Landscaper bitten by alligator
A landscaper working at a Sanibel residence was bitten late Wednesday morning by a six-foot, seven-inch alligator, which professional trappers later caught and removed from the property.
According to the incident report issued by the Sanibel Police Department, 56-year-old Lauri Olin, owner of the Wilson Landscape & Pond Co., was doing yard work at the home. She was in the process of pulling duck weed from a decorative freshwater pond when the alligator bit down on her right hand.
Olin immediately kicked the alligator, which opened its mouth, allowing her to escape with lacerations to the palm of her hand and fingers. Her middle finger was also broken during the incident.
“We were working across the canal from her, and I could hear her scream… and that was over the sounds of the chipper and chain saws we had running, so it was pretty loud,” said John Henderson, one of Olin’s employees. “By the time we got over there, she was standing there holding her hand and said, ‘A gator just bit me.'”
Several of her co-workers brought Olin to Health Park Hospital in Fort Myers to receive treatment for her injuries. Although the puncture wounds on her hand were small, bites from alligators are considered to be highly infectious.
“I hope everything’s gonna be OK with her hand,” Henderson added. “I hope they cleaned it out real good.”
The attack occurred around 11:30 a.m. at 5206 Punta Caloosa Court, which borders the western portion of the J.N. “Ding” Darling National Wildlife Refuge. The refuge is home to approximately 300 alligators and a rare American crocodile.
Joanne Adams, spokesperson for the Florida Fish and Wildlife Conservation Commission, reported that state trappers will destroy the 100-pound alligator.
According to the city’s Nuisance Alligator Program, an aggressive alligator of any length will be deemed a nuisance and will be captured for destruction. If the alligator is deemed a nuisance alligator, a state trapper will be contacted to remove the alligator.
An alligator that is determined to be a non-nuisance alligator — up to four feet in length — will be relocated to conservation areas only.
The policy also calls for relocation and/or destruction under the following conditions:
• Large alligators located in residential and commercial areas
• Alligators that make residents feel unsafe
• Large alligators located in high pedestrian traffic and public locations

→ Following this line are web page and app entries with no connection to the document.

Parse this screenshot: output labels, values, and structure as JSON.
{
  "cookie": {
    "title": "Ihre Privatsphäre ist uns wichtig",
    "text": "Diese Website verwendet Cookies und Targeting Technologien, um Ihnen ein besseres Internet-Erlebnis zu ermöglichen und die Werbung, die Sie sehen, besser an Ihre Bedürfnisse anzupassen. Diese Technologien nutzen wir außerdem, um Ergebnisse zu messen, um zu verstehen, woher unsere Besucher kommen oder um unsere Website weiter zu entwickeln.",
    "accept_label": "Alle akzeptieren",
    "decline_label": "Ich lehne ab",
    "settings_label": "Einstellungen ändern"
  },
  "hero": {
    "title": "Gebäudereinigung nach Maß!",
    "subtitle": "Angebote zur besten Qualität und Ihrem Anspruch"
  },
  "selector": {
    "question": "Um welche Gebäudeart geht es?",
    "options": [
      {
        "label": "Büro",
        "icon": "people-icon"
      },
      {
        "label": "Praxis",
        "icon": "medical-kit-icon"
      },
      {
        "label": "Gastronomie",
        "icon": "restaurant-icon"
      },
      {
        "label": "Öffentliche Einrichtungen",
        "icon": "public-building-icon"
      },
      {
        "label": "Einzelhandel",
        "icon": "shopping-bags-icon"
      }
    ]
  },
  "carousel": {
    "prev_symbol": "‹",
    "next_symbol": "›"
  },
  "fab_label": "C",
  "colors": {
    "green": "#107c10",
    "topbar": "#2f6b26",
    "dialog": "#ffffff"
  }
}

Special consideration should be given to alligator complaints and their proximity to children
For the specifics of Sanibel’s Nuisance Alligator Program, visit www.mysanibel.com